reduces to the normal distribution:
P(m)=\frac{1}{\sqrt{2 \pi n}} \frac{1}{\sqrt{p(1-p)}}
exp[-\frac{1}{2}\frac{(m-np)^2}{np(1-p)}]...
The link I'm watching from is:
http://www.uccs.edu/~math/vidarchive.html
It requires free registration, but is available to anyone. The course for some reason is called "real analysis", but it's entirely a course on measure theory.
It's kind of boring: basically the professor just writes...
Wait a second. How does that work? Some subsets of the Cantor set are not measurable. But the Cantor set is itself measurable (with zero measure). The problem is the fact that the Borel sigma algebra is not complete. So if you go to a complete one, like the Lebesgue sigma algebra, you introduce...
That's intuitive enough. The intersection of B with A-compliment, which is in the sigma algebra, must have zero measure if A and B have the same measure.

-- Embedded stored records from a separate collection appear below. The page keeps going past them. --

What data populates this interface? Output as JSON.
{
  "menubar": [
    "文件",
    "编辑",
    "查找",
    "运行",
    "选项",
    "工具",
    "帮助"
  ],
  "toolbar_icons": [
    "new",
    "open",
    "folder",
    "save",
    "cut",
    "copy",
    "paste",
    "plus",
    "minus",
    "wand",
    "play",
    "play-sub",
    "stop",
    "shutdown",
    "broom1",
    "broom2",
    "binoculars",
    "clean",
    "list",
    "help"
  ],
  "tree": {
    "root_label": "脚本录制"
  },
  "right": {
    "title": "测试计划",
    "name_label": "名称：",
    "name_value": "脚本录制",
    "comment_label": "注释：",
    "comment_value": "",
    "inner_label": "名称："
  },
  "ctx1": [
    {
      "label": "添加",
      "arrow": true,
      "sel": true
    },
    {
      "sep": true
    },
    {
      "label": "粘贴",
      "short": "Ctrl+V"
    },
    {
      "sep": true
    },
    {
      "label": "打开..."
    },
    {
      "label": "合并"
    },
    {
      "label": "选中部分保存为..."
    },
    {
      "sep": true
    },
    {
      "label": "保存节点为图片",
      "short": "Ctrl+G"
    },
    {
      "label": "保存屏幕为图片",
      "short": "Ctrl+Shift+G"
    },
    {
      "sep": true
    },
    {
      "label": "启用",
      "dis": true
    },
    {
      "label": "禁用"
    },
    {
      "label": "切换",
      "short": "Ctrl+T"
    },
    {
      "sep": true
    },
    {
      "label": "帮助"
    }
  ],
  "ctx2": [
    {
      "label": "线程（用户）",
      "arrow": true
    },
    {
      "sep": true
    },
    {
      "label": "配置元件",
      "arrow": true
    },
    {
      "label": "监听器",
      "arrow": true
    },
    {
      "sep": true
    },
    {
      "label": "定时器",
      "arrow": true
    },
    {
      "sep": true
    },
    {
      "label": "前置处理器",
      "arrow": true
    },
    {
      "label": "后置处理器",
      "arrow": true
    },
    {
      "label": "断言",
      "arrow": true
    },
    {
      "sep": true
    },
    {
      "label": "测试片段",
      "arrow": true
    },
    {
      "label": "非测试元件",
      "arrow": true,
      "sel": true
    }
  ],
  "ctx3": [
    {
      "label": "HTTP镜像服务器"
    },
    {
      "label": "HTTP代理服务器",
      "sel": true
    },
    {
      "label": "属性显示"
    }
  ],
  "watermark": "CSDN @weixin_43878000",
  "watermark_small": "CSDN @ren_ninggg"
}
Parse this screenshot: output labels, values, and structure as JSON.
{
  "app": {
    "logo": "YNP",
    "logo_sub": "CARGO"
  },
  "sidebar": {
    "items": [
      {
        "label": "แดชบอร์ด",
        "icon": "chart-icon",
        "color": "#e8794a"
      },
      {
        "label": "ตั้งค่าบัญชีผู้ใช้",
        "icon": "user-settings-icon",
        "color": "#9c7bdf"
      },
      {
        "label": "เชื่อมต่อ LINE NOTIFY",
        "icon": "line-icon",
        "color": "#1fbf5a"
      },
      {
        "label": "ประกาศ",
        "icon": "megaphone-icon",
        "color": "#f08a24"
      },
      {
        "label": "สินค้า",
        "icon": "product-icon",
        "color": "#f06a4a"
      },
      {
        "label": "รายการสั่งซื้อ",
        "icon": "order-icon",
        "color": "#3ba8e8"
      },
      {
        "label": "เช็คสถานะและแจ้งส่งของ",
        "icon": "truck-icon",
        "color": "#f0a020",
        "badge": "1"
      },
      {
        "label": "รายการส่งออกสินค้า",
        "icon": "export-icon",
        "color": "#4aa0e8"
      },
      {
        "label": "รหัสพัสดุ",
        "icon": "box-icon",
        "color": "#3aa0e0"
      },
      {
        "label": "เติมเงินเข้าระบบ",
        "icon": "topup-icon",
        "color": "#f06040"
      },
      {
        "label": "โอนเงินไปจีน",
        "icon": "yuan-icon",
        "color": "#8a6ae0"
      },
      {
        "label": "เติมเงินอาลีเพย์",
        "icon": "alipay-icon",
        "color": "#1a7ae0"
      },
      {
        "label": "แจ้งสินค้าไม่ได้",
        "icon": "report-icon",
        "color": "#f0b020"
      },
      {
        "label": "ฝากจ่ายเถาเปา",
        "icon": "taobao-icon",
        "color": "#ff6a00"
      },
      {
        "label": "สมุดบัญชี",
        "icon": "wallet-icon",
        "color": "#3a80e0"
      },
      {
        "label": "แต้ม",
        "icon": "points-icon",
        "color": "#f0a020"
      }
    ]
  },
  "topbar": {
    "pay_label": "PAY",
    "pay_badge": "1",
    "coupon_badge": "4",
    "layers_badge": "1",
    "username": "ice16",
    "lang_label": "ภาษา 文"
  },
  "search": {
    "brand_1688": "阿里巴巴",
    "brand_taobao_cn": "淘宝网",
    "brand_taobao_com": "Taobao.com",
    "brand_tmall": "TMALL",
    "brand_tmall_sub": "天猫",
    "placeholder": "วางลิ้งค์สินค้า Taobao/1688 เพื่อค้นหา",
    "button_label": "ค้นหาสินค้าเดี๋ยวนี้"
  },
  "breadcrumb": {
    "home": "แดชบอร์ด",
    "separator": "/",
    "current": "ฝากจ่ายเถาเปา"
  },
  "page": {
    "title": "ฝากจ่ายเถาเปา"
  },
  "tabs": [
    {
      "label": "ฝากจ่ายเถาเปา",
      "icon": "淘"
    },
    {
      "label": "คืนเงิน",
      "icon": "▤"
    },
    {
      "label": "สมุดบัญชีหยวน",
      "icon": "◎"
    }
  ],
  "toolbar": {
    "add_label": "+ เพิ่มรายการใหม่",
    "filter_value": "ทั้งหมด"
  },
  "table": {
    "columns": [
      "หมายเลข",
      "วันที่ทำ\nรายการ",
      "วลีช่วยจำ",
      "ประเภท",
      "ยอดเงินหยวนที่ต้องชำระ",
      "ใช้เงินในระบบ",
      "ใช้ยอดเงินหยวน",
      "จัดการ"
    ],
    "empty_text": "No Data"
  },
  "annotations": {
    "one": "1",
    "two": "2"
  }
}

So if you take all subsets of regions of zero measure, then you can build any subset inside B (but containing all of A).
I'm not exactly...
I just saw a demonstration of a subset on the real line that is non-measurable.
The proof relied on the fact that the measure of the union of a countable number of disjoint sets is additive, and also that the measure is unchanged by translation.
But I thought the Banach-Tarski paradox said...
What's the point of defining \sigma algebras, i.e., why must we assign measures only to elements of a \sigma algebra?
Second, can you give an example of a set contained in the Lebesgue \sigma algebra, but not the Borel \sigma algebra? Also, is there a set not contained even in the...